Privacy is another issue that tech giants have to work on to assure users that their data is protected and is not being used by any entities whatsoever in an untoward way. Success on this matter stands on the highly volatile ground as a sense of loss of individual privacy at the hands of tech outfits is gaining wide currency. Despite the fact that millennials are turning away from social media in increasing numbers, as has been noted by a number of studies, one has to understand that such a blanket rejection comes at a great cost, one which the majority of people cannot possibly afford. As the future of work is now being predicted to rely heavily on Metaverse, one can possibly see why this is so. Thus the discourse turns again to the importance of regulation.
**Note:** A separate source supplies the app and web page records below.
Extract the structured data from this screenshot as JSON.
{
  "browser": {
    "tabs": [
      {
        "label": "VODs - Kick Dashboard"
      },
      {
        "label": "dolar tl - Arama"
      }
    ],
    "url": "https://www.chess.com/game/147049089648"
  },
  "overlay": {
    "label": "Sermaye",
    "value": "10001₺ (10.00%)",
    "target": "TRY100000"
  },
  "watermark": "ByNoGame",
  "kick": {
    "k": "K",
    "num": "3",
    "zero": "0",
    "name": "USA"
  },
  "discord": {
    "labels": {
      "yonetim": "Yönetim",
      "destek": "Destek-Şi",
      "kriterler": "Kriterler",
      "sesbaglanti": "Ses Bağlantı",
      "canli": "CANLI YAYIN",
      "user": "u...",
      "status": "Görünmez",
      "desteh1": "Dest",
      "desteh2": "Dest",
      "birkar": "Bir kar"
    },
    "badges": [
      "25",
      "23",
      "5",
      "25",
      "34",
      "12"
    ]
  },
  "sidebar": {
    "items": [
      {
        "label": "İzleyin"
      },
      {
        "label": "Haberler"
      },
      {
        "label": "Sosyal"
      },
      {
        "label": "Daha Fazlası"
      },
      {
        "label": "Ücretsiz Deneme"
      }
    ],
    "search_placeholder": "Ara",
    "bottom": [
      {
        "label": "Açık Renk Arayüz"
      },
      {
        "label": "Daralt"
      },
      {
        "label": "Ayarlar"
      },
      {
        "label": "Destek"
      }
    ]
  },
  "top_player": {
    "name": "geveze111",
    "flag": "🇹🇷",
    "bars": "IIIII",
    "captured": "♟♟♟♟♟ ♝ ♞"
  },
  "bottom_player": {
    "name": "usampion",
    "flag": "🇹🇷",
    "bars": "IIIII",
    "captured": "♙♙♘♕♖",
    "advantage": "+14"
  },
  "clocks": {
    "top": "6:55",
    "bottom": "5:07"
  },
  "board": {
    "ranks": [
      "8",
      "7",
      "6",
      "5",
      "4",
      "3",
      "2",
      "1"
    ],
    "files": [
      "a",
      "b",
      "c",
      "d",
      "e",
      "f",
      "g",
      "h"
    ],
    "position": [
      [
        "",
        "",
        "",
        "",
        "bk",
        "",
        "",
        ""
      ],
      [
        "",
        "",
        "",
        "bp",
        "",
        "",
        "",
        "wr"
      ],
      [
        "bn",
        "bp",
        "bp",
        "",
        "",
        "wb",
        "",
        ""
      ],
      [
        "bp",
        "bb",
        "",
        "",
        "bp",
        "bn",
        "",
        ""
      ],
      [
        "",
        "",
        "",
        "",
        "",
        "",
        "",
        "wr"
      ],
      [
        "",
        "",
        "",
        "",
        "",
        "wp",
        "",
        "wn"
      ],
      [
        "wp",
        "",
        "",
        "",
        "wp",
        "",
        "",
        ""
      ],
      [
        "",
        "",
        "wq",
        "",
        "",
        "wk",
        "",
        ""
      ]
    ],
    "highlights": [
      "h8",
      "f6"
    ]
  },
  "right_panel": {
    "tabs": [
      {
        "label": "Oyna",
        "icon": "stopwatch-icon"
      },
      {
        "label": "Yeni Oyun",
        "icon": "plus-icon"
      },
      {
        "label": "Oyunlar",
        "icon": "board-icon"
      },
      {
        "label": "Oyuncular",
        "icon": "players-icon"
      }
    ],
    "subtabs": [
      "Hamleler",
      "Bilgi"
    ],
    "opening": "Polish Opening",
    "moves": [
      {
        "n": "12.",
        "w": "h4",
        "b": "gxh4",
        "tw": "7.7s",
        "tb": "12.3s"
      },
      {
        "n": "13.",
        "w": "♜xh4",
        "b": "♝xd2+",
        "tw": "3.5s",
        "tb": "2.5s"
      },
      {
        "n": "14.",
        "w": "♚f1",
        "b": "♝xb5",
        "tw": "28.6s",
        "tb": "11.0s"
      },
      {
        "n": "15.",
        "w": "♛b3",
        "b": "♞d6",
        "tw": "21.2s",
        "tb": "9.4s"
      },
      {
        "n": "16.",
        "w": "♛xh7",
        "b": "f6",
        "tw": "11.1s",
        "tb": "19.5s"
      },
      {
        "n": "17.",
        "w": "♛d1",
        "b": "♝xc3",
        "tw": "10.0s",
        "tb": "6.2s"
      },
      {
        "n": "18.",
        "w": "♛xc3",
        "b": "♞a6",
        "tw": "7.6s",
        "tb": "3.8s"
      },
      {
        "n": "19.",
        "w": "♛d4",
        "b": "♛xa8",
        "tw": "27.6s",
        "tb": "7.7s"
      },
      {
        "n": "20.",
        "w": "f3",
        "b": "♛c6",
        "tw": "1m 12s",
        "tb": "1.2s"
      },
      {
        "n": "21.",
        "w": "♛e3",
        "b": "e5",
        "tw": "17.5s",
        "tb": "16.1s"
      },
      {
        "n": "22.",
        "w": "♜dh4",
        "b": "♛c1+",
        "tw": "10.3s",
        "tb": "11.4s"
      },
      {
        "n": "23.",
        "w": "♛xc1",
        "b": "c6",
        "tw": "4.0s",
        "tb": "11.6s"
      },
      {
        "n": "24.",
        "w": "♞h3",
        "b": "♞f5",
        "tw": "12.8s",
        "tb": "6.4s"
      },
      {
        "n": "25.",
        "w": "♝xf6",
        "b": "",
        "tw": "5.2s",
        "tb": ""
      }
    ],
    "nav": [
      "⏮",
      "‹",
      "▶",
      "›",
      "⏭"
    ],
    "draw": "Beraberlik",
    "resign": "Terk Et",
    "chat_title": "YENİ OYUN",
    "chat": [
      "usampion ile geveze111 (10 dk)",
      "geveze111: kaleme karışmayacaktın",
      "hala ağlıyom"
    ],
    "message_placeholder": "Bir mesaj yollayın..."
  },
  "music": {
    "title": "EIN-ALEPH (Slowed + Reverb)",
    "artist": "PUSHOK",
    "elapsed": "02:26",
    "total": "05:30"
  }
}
Two other frontiers that proponents of Metaverse must tackle are issues like the digital divide and environmental damage. Both these issues were resuscitated, again, thanks to the COVID 19 pandemic. Whereas the stakes are high in all these cases, this is not to say that the battle ends here. The perceived marriage between the technology of Metaverse and work, in general, has put on-table issues like class divide, racial discrimination, workplace exploitation, inept tax laws, and many things else.
In conclusion, it is honest to admit that the future of Metaverse is still a highly speculative zone. The technology is new and packs immense potentialities in a number of different aspects. And this same inchoateness gives rise to apprehension along with a call for the tighter harnessing of the technology. Multiverse, on the other hand, is still mostly an erudite hypothetical concept, unlike Metaverse whose early renditions are already here for us to experience.
Hope lies in the fact that the formation of the Metaverse vs. Multiverse discourse has helped in clarifying the latter concept. Pop culture renditions, the kind we find in the latest Spiderman offering, Spiderman: No Way Home, or in the widely-acclaimed Richard Linklater film Slacker are also contributing in that direction. With the breath-taking pace that technology is evolving, one can be optimistic that both these concepts will move beyond this conflictual relationship and open themselves up to us to enjoy them on their own terms.